■ **WORK REQUIRED**
An exact reproduction of the entries is needed. Keep all pictures out of it.

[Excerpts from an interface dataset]

=== Section Start ===

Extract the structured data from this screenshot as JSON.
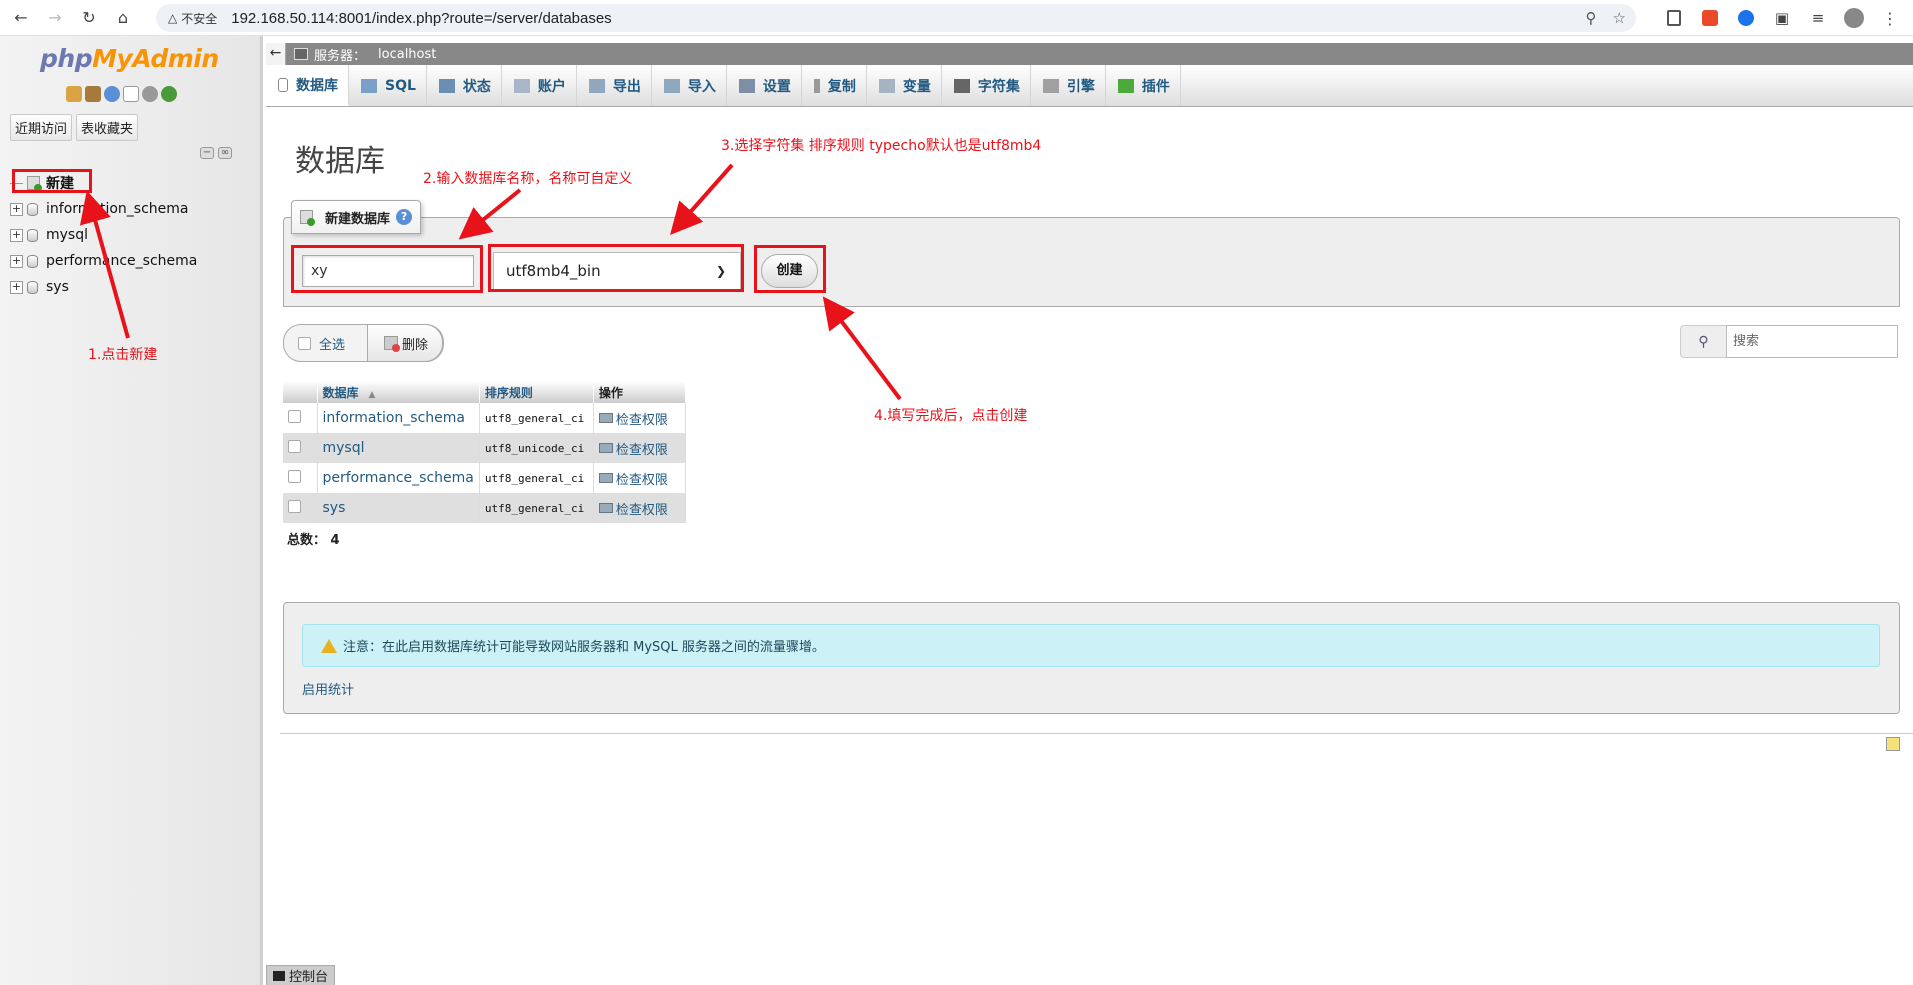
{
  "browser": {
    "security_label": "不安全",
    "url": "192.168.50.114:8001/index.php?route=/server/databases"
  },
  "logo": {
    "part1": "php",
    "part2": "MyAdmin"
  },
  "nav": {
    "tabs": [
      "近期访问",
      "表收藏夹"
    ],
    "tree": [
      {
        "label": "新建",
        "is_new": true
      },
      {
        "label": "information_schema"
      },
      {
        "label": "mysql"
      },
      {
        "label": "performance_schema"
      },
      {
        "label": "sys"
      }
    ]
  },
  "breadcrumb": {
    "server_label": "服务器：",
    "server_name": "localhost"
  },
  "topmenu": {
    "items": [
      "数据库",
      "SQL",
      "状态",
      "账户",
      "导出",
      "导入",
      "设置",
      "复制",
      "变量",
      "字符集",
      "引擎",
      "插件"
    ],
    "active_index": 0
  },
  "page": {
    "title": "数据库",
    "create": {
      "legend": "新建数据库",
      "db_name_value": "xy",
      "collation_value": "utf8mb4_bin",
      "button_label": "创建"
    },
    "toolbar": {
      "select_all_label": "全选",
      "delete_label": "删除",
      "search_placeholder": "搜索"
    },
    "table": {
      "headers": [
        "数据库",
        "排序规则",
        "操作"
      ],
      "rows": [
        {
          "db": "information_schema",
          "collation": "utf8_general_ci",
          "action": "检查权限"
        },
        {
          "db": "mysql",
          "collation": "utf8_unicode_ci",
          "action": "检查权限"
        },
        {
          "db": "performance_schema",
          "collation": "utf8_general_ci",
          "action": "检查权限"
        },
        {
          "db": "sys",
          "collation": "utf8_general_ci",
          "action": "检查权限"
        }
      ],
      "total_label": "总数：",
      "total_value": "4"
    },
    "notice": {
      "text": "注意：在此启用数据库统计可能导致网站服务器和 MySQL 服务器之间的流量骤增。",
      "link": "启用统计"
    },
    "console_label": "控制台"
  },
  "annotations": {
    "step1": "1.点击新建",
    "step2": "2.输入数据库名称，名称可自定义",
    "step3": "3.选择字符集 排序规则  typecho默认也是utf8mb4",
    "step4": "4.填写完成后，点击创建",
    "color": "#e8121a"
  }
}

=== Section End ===

■ **REPLY**
Extract the structured data from this screenshot as JSON.
{
  "browser": {
    "security_label": "不安全",
    "url": "192.168.50.114:8001/index.php?route=/server/databases"
  },
  "logo": {
    "part1": "php",
    "part2": "MyAdmin"
  },
  "nav": {
    "tabs": [
      "近期访问",
      "表收藏夹"
    ],
    "tree": [
      {
        "label": "新建",
        "is_new": true
      },
      {
        "label": "information_schema"
      },
      {
        "label": "mysql"
      },
      {
        "label": "performance_schema"
      },
      {
        "label": "sys"
      }
    ]
  },
  "breadcrumb": {
    "server_label": "服务器：",
    "server_name": "localhost"
  },
  "topmenu": {
    "items": [
      "数据库",
      "SQL",
      "状态",
      "账户",
      "导出",
      "导入",
      "设置",
      "复制",
      "变量",
      "字符集",
      "引擎",
      "插件"
    ],
    "active_index": 0
  },
  "page": {
    "title": "数据库",
    "create": {
      "legend": "新建数据库",
      "db_name_value": "xy",
      "collation_value": "utf8mb4_bin",
      "button_label": "创建"
    },
    "toolbar": {
      "select_all_label": "全选",
      "delete_label": "删除",
      "search_placeholder": "搜索"
    },
    "table": {
      "headers": [
        "数据库",
        "排序规则",
        "操作"
      ],
      "rows": [
        {
          "db": "information_schema",
          "collation": "utf8_general_ci",
          "action": "检查权限"
        },
        {
          "db": "mysql",
          "collation": "utf8_unicode_ci",
          "action": "检查权限"
        },
        {
          "db": "performance_schema",
          "collation": "utf8_general_ci",
          "action": "检查权限"
        },
        {
          "db": "sys",
          "collation": "utf8_general_ci",
          "action": "检查权限"
        }
      ],
      "total_label": "总数：",
      "total_value": "4"
    },
    "notice": {
      "text": "注意：在此启用数据库统计可能导致网站服务器和 MySQL 服务器之间的流量骤增。",
      "link": "启用统计"
    },
    "console_label": "控制台"
  },
  "annotations": {
    "step1": "1.点击新建",
    "step2": "2.输入数据库名称，名称可自定义",
    "step3": "3.选择字符集 排序规则  typecho默认也是utf8mb4",
    "step4": "4.填写完成后，点击创建",
    "color": "#e8121a"
  }
}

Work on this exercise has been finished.